Junior year: defined as “how to power through anything and everything, one breath at a time.”

~Annah

Twelve-Piece Kite

Maybe I’ll be a kite today.

Throw me up in the air, so I don’t have to touch the moist muck of rejection and putrid stench of desperate feeling for a while. But if I’m transparent, I only need a tiny gust of wind to blow me into a snag, a pointy branch off a tree, a limb adding to my lack thereof. See, I pocket away what I don’t want to experience, even significant chunks of flesh and bone, deeming it inconvenience to chase after things that leave me a little worse for wear. But really? A heart broken? It could never be so; you can always mend up the patches on the snagged kite. Throw it back up, she’ll be fine. But she’s seen a little more and heard a little too much, maybe that her qualifications are not good enough, maybe that she’s a bit plain… but mostly that she’s perfect just the way she is and that still can’t black out the pain of conflict and delicate feelings that always lurk in dark corners. Flutter, fly, abide, glide, my little, sturdy, patched, kite.

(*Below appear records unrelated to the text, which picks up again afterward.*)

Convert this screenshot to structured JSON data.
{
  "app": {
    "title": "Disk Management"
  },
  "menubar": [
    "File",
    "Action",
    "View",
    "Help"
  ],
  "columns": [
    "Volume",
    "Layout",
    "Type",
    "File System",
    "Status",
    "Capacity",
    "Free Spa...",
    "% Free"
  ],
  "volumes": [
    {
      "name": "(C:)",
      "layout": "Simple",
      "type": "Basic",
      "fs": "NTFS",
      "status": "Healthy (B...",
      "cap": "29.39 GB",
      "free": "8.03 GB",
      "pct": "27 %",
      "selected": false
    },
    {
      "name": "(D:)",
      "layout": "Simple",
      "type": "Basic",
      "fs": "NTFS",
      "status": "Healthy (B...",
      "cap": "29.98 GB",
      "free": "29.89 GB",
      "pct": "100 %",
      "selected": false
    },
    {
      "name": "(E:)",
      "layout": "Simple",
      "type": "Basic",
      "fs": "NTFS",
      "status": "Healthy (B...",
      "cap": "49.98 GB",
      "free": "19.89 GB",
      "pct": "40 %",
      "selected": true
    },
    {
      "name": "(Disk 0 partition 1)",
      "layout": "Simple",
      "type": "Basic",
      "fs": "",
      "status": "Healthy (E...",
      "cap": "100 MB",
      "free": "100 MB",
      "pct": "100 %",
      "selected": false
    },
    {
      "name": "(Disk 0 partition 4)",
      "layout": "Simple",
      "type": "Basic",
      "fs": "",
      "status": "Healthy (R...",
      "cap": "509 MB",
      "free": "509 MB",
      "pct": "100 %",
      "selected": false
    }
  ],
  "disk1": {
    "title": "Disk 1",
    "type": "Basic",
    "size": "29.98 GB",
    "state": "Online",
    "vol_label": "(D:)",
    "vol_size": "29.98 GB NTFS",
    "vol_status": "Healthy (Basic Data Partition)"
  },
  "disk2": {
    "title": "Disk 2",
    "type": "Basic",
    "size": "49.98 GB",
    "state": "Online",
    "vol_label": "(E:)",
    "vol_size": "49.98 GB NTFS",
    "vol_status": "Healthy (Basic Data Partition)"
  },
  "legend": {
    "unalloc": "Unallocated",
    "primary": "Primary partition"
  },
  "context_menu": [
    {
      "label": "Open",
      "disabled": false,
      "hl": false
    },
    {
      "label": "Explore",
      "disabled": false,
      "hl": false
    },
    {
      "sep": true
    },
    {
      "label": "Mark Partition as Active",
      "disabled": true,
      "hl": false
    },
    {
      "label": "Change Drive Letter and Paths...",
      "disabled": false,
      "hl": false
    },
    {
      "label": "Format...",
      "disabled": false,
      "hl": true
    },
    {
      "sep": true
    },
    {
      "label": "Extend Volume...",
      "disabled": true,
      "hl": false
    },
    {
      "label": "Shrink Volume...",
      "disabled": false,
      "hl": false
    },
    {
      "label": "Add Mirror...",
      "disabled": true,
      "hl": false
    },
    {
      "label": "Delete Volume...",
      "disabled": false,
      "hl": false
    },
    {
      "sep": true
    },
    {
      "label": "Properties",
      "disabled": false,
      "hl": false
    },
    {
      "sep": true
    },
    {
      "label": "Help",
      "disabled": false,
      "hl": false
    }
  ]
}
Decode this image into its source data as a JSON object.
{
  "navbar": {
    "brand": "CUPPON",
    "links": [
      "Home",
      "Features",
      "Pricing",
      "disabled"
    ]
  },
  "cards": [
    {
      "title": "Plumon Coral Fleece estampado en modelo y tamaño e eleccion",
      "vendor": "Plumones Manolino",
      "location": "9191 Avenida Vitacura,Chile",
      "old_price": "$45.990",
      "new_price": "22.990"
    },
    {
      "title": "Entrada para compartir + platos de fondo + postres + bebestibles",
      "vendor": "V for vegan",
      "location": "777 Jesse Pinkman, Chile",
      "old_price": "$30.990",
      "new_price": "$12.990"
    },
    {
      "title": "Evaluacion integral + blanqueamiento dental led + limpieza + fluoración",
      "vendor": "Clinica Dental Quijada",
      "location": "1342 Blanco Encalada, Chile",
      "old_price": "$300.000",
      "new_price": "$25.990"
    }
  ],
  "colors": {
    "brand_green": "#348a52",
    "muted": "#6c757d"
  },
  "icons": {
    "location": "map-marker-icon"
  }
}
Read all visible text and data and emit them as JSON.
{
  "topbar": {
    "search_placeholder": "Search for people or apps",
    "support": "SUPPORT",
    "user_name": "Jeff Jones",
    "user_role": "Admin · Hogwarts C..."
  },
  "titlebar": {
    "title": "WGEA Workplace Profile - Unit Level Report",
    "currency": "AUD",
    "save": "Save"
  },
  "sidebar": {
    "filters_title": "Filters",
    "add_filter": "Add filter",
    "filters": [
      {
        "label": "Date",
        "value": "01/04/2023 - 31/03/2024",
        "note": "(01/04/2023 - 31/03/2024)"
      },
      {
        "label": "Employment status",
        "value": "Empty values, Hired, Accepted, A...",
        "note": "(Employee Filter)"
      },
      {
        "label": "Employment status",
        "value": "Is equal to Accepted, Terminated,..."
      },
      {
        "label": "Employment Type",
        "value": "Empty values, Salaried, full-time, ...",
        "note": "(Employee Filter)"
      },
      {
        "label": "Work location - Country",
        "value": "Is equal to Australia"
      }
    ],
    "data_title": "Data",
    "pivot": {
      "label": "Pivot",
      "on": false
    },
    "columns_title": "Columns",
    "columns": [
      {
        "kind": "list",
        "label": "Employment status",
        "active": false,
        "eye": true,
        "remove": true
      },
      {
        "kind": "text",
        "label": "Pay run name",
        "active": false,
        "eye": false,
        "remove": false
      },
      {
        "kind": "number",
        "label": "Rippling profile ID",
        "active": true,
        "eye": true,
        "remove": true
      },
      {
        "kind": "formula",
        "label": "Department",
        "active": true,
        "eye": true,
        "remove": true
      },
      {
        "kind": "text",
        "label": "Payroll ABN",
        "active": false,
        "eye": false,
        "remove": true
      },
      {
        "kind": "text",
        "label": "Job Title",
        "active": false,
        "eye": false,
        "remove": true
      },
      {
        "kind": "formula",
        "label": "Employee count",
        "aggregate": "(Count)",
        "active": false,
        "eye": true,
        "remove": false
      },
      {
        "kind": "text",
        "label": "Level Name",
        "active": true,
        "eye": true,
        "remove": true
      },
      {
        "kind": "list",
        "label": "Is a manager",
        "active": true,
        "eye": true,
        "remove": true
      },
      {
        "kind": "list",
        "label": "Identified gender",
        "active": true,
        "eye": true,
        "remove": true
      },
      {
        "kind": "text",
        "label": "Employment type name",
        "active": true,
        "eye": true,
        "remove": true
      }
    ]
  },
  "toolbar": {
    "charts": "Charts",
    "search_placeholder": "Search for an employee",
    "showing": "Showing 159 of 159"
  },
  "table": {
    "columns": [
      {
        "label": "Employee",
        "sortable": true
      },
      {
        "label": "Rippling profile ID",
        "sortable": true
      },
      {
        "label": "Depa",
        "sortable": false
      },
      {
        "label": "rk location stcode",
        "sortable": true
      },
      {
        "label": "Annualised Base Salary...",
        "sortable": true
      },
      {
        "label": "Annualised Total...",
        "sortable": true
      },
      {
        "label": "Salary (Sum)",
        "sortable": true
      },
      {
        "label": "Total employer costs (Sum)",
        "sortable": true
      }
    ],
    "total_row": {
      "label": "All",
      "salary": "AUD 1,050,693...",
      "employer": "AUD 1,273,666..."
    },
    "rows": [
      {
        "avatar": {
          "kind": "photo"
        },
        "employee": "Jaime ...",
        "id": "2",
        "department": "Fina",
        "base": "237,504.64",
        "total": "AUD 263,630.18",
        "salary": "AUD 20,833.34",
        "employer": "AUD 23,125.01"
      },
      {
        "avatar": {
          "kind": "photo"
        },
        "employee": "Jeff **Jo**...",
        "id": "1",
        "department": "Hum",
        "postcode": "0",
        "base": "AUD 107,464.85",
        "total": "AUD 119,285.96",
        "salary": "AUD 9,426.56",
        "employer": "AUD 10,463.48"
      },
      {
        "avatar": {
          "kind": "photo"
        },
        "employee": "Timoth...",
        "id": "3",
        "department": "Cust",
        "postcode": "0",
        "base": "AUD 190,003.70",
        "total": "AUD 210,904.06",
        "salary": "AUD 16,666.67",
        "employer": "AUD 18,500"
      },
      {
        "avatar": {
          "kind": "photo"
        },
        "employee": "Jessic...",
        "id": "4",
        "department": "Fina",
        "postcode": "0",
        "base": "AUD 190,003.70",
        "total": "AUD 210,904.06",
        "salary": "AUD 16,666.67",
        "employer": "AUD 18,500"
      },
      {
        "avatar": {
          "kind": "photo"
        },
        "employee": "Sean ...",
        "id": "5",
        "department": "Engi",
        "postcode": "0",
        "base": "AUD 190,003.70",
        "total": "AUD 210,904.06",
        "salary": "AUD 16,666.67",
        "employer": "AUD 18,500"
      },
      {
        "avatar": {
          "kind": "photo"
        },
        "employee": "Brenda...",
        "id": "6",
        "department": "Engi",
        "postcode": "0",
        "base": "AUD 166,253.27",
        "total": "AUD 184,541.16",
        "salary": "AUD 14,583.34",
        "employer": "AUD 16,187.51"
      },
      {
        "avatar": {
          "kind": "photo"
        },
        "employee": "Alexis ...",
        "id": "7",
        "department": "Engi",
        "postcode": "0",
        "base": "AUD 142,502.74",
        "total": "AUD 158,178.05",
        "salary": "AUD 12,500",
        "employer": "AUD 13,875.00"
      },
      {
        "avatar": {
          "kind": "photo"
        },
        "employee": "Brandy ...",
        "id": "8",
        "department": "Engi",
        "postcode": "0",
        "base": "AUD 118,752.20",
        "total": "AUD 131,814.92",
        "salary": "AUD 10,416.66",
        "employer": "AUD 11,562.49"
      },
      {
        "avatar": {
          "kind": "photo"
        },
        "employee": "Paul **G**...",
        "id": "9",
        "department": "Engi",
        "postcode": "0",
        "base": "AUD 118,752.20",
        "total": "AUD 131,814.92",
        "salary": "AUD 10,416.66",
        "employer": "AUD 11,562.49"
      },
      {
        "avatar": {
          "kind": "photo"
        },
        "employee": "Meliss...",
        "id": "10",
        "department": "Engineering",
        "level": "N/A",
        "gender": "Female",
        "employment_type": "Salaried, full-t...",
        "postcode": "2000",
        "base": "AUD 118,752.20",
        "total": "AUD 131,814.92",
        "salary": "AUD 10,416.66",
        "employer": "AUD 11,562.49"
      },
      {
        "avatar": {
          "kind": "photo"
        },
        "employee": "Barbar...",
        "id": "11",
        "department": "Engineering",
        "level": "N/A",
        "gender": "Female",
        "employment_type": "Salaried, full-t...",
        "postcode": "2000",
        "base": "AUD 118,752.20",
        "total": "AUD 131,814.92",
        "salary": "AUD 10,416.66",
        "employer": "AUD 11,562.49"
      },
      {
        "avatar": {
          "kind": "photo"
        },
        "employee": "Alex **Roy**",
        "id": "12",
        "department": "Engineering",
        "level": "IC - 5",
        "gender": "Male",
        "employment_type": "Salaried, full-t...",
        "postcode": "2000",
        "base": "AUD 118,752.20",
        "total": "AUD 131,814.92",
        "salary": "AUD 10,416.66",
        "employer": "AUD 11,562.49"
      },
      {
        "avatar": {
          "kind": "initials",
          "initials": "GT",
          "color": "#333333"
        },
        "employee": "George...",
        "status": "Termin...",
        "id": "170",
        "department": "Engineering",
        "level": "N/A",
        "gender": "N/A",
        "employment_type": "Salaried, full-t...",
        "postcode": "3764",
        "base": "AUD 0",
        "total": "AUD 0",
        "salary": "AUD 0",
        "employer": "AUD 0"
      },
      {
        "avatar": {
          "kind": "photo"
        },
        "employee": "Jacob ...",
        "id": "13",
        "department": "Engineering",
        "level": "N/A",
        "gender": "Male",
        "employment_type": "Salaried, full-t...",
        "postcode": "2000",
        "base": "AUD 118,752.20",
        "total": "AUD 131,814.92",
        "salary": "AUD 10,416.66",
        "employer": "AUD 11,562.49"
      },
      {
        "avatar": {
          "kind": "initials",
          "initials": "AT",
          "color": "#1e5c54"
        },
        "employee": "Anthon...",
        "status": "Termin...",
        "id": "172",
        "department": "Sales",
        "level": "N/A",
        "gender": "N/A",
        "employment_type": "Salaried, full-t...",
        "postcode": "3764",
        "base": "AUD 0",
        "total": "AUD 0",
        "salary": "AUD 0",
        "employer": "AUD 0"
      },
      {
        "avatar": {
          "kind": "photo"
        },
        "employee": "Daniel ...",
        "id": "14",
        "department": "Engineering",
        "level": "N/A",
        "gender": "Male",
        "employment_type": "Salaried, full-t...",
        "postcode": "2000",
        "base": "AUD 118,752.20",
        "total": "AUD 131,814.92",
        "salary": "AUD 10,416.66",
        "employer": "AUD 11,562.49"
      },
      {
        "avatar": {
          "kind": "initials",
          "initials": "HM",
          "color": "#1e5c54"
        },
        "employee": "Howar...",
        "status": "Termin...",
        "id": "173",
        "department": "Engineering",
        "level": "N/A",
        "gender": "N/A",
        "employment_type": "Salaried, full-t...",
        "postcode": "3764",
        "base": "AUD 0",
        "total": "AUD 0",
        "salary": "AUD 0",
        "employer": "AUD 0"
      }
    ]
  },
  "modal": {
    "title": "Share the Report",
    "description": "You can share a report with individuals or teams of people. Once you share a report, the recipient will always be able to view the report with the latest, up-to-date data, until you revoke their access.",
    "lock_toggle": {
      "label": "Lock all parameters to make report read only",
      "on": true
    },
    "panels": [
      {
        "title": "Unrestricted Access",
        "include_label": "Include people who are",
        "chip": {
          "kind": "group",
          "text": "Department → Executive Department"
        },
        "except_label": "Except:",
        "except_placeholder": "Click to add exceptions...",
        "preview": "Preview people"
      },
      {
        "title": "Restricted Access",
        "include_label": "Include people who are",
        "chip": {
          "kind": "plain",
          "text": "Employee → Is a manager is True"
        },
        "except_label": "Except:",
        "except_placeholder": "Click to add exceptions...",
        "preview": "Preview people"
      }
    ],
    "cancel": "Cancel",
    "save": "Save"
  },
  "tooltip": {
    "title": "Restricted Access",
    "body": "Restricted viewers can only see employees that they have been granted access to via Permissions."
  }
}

Don’t be tied down by the takers of the world who want to wrap you up and tell you what box you fit into. Out here the sun is closer, the wind has a wheezy laugh, and the jagged trees present daring challenges. After all, a kite is still a kite, even if it is torn into two, four, six, twelve.

I think I’ll be a kite today.

 

~Annah

Pre-Hamilton Thoughts

I’m not going to say I like Hamilton any more than the next person, because I know there are thousands of more devoted fans than me, but there’s something about listening and experiencing it as a writer that really gets to me. Or maybe I’m just too empathetic? I don’t know, but the lyrics, especially the questions, really stick to me. How does one write like they’re running out of time? Have I done enough [with my words]? Who will tell our stories—will anyone?

How does my writing play into this narrative that is the vast planet we live on? You know it’s kind of terrifying, writing. You put your heart and soul into characters, you believe in your stories in the midst of millions of others, enough to spend months and years on them. Then you publish them for anyone and everyone to read, you put your story on the line because you believe so immensely in it, resulting in inevitable rejection by some readers. Stories can easily be looked over, even if they are published, because of the sheer volume of them. But they’ve all been worked on and loved so well by the ones who penned them.

The vast majority of stories will not be heard by the general public, but does that mean we stop writing them? No. Because as scary as it is, we shouldn’t write with the numbers or lack thereof in mind. We write because we have faith, we write because we’re gamblers, we write because we’re not scared of the odds. We shoot our stories blindly into the dark because we know they’ll help someone somehow. And that’s pretty dang cool. So keep writing and “keep fighting in the meantime.”

(10 days until Hamilton.)⭐️

~Annah